I have been cold and unloving when friends announce their pregnancies on social media or in a small group. I withhold likes and comments, sometimes out of intense jealously and sometimes because I cannot bring myself to share in their joy. I do not do these things intentionally or maliciously, but I do notice the feelings and I have to stop and confess often. And sometimes that means double tapping that image just to show neighbor love that is outside of my own wants and desires.
I have also gotten angry at friends who don’t seem to understand or want to care to understand what I am going through. There have been many times where I have gone home from Bible study or a birthday gathering complaining to my husband and best friend for the comments that were made about children or pregnancy. Yes, these flippant words sting me, but then I turn right back around and use my tongue harshly in expressing my frustration.
These tensions are hard to hold, and they are hard to write for everyone to see and analyze. And so, I give them to you to hold. I am inviting you into my story. It is one that has many ups and downs, heartfelt emotions, and sighs too deep for words. But we are here, learning together, seeking to support one another. So know that while you might not always feel like you have the right words, neither do I!
When others mess up
There are many times when I think back over the last seven years and cringe at the thought of people’s words. I have had many things said to me that have caused deep wounds, some of them have stuck, and some have fallen away, but they have all caused hurt in one way or another.
Most people have good intentions, even when they say hurtful things.
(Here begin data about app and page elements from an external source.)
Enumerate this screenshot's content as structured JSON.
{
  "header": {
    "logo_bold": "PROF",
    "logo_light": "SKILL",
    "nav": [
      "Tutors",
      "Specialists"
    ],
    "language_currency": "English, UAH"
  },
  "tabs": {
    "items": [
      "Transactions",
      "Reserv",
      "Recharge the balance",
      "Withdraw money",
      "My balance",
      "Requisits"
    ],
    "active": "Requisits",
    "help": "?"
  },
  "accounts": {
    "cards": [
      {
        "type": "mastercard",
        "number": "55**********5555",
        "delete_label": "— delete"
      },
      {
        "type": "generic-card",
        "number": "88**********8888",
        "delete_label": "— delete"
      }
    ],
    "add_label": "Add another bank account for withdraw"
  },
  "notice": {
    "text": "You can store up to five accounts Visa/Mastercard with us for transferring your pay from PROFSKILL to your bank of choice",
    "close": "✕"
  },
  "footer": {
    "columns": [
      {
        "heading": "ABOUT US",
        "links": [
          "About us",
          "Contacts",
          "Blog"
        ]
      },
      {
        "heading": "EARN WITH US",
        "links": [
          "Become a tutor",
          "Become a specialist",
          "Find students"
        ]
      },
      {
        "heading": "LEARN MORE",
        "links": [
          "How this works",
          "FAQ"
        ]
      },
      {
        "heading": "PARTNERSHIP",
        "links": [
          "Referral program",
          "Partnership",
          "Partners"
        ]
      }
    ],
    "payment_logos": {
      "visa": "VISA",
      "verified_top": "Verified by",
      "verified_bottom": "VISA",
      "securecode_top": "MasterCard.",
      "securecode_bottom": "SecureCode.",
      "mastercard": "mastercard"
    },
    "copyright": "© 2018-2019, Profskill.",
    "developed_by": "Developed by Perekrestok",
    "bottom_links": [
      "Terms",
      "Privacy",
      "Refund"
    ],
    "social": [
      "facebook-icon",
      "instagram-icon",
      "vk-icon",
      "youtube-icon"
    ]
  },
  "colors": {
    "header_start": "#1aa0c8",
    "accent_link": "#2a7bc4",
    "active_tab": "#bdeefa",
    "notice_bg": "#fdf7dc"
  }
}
They see infertility as a problem that needs to be fixed, and they want to help fix it. They have probably read a book or an article, or know a friend of a friend who has gotten pregnant after this pill, that shake, or this oil. I remember when I was handed my first book on infertility. It was from a “Christian” perspective and was probably one of the most harmful books I have ever personally read. Coming from Bible school and having an ever-increasing love for theology and exegetical study, I began dismantling the arguments from the book—which was actually great therapy for me! It very hurtfully suggested that my lack of faith was the reason for my miscarriage, and that all I had to do was pray harder and be less anxious if I wanted to get pregnant again. Seems simple enough, right?!
Thankfully, I think through being able to talk about it with people who loved me, I was able to respond as best I could. And in many ways, I am thankful to have read the book so that I could dissect its claims. It was a great practice in identifying bad application and theology, and it gave me a reason to really study and understand infertility from God’s perspective (more on that in the coming weeks).
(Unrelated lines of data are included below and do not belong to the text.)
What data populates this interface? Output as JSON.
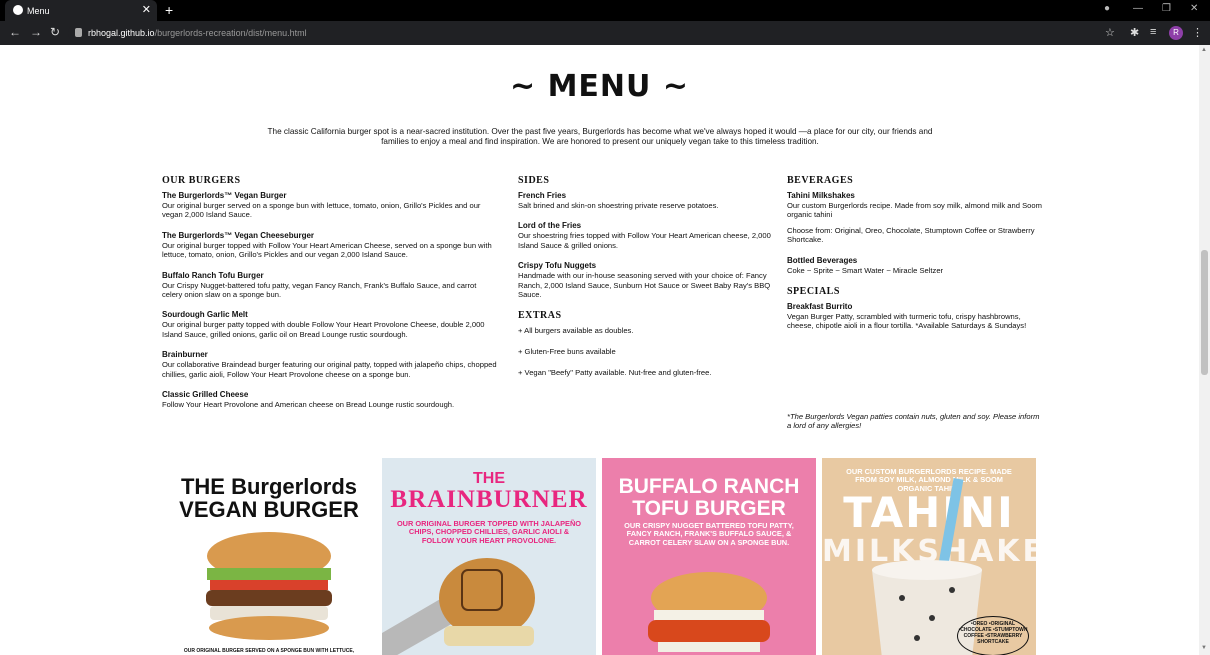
{
  "browser": {
    "tab_title": "Menu",
    "url_host": "rbhogal.github.io",
    "url_path": "/burgerlords-recreation/dist/menu.html",
    "profile_initial": "R"
  },
  "page": {
    "title": "~ MENU ~",
    "intro": "The classic California burger spot is a near-sacred institution. Over the past five years, Burgerlords has become what we've always hoped it would —a place for our city, our friends and families to enjoy a meal and find inspiration. We are honored to present our uniquely vegan take to this timeless tradition.",
    "burgers": {
      "heading": "OUR BURGERS",
      "items": [
        {
          "name": "The Burgerlords™ Vegan Burger",
          "desc": "Our original burger served on a sponge bun with lettuce, tomato, onion, Grillo's Pickles and our vegan 2,000 Island Sauce."
        },
        {
          "name": "The Burgerlords™ Vegan Cheeseburger",
          "desc": "Our original burger topped with Follow Your Heart American Cheese, served on a sponge bun with lettuce, tomato, onion, Grillo's Pickles and our vegan 2,000 Island Sauce."
        },
        {
          "name": "Buffalo Ranch Tofu Burger",
          "desc": "Our Crispy Nugget-battered tofu patty, vegan Fancy Ranch, Frank's Buffalo Sauce, and carrot celery onion slaw on a sponge bun."
        },
        {
          "name": "Sourdough Garlic Melt",
          "desc": "Our original burger patty topped with double Follow Your Heart Provolone Cheese, double 2,000 Island Sauce, grilled onions, garlic oil on Bread Lounge rustic sourdough."
        },
        {
          "name": "Brainburner",
          "desc": "Our collaborative Braindead burger featuring our original patty, topped with jalapeño chips, chopped chillies, garlic aioli, Follow Your Heart Provolone cheese on a sponge bun."
        },
        {
          "name": "Classic Grilled Cheese",
          "desc": "Follow Your Heart Provolone and American cheese on Bread Lounge rustic sourdough."
        }
      ]
    },
    "sides": {
      "heading": "SIDES",
      "items": [
        {
          "name": "French Fries",
          "desc": "Salt brined and skin-on shoestring private reserve potatoes."
        },
        {
          "name": "Lord of the Fries",
          "desc": "Our shoestring fries topped with Follow Your Heart American cheese, 2,000 Island Sauce & grilled onions."
        },
        {
          "name": "Crispy Tofu Nuggets",
          "desc": "Handmade with our in-house seasoning served with your choice of: Fancy Ranch, 2,000 Island Sauce, Sunburn Hot Sauce or Sweet Baby Ray's BBQ Sauce."
        }
      ]
    },
    "extras": {
      "heading": "EXTRAS",
      "items": [
        "+ All burgers available as doubles.",
        "+ Gluten-Free buns available",
        "+ Vegan \"Beefy\" Patty available. Nut-free and gluten-free."
      ]
    },
    "beverages": {
      "heading": "BEVERAGES",
      "items": [
        {
          "name": "Tahini Milkshakes",
          "desc": "Our custom Burgerlords recipe. Made from soy milk, almond milk and Soom organic tahini",
          "desc2": "Choose from: Original, Oreo, Chocolate, Stumptown Coffee or Strawberry Shortcake."
        },
        {
          "name": "Bottled Beverages",
          "desc": "Coke ~ Sprite ~ Smart Water ~ Miracle Seltzer"
        }
      ]
    },
    "specials": {
      "heading": "SPECIALS",
      "items": [
        {
          "name": "Breakfast Burrito",
          "desc": "Vegan Burger Patty, scrambled with turmeric tofu, crispy hashbrowns, cheese, chipotle aioli in a flour tortilla. *Available Saturdays & Sundays!"
        }
      ]
    },
    "note": "*The Burgerlords Vegan patties contain nuts, gluten and soy. Please inform a lord of any allergies!"
  },
  "cards": [
    {
      "title_line1": "THE Burgerlords",
      "title_line2": "VEGAN BURGER",
      "footer": "OUR ORIGINAL BURGER SERVED ON A SPONGE BUN WITH LETTUCE,"
    },
    {
      "title_line1": "THE",
      "title_line2": "BRAINBURNER",
      "sub": "OUR ORIGINAL BURGER TOPPED WITH JALAPEÑO CHIPS, CHOPPED CHILLIES, GARLIC AIOLI & FOLLOW YOUR HEART PROVOLONE."
    },
    {
      "title_line1": "BUFFALO RANCH",
      "title_line2": "TOFU BURGER",
      "sub": "OUR CRISPY NUGGET BATTERED TOFU PATTY, FANCY RANCH, FRANK'S BUFFALO SAUCE, & CARROT CELERY SLAW ON A SPONGE BUN."
    },
    {
      "sub": "OUR CUSTOM BURGERLORDS RECIPE. MADE FROM SOY MILK, ALMOND MILK & SOOM ORGANIC TAHINI.",
      "title_line1": "TAHINI",
      "title_line2": "MILKSHAKE",
      "flavors": "•OREO •ORIGINAL •CHOCOLATE •STUMPTOWN COFFEE •STRAWBERRY SHORTCAKE"
    }
  ],
  "colors": {
    "pink": "#e8267f",
    "pink_bg": "#ec7fab",
    "tan_bg": "#e8c9a2",
    "blue_bg": "#dde8ef"
  }
}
*As a side note: Please, please be very careful with how you use religion, verses, prayers, books, and articles with those who are experiencing infertility. If you have any doubt about the theology or content of a book, just don’t recommend it. Bad theology and prosperity gospels can be so damaging, and it often takes years to work through the pain they cause. If you have questions about how to choose good resources, don’t be afraid to ask for help. I would be more than happy to look at particular resources with you!*
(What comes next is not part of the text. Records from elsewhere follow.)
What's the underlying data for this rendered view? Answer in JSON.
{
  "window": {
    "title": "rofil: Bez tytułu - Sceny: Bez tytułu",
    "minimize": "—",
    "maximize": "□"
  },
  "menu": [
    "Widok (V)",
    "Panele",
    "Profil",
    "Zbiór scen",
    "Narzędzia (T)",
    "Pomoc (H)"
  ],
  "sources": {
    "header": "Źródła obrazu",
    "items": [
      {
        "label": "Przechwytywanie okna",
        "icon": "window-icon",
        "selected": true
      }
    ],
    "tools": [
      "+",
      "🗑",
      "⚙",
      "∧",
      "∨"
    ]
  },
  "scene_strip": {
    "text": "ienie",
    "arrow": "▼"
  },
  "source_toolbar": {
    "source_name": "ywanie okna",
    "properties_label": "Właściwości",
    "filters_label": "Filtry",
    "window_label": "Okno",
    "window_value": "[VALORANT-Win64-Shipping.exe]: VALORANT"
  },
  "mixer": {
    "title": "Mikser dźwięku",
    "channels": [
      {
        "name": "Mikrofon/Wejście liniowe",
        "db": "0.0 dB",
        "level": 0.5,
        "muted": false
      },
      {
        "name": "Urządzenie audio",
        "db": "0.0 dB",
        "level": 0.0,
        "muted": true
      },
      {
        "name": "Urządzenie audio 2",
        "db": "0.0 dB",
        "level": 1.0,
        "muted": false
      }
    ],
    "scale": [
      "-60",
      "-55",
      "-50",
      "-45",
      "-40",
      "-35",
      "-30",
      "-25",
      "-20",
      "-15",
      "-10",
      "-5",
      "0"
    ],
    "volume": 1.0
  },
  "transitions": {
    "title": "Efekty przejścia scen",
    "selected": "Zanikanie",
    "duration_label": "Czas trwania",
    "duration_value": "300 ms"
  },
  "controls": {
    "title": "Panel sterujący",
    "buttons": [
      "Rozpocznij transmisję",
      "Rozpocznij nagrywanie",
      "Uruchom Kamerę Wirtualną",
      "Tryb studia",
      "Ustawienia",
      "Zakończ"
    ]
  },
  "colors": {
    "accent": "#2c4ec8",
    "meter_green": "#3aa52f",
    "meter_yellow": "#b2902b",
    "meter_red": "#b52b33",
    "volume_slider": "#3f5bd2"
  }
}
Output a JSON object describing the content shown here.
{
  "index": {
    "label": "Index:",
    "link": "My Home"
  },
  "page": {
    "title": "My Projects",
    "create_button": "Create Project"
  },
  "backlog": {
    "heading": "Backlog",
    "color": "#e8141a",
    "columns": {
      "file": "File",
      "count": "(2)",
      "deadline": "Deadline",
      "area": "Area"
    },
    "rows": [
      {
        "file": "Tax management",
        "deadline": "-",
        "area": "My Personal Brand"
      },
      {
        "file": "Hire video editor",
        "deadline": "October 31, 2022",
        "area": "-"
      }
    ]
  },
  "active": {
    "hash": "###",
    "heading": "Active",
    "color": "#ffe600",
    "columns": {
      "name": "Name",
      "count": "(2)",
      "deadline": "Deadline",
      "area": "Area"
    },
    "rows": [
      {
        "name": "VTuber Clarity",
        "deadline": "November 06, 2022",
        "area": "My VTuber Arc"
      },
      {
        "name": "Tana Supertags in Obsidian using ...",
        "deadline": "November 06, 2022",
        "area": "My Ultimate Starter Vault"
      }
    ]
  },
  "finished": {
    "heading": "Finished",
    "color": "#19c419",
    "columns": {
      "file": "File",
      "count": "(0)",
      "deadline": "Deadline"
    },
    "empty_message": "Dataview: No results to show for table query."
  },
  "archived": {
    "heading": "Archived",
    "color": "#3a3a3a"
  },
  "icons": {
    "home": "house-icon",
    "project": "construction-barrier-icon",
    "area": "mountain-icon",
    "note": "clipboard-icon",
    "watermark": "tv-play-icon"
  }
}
Let’s do this together. Let’s not be afraid to say, “I don’t know what to say right now” and “I’m sorry”. Let’s not be afraid to sit in each other’s pain and sorrow. And let’s not be afraid to just sit. In silence. We may not be able to hold the tension, but we know the One who can. And He is there guiding us through this life, welcoming and holding the barren far better than you or I ever could.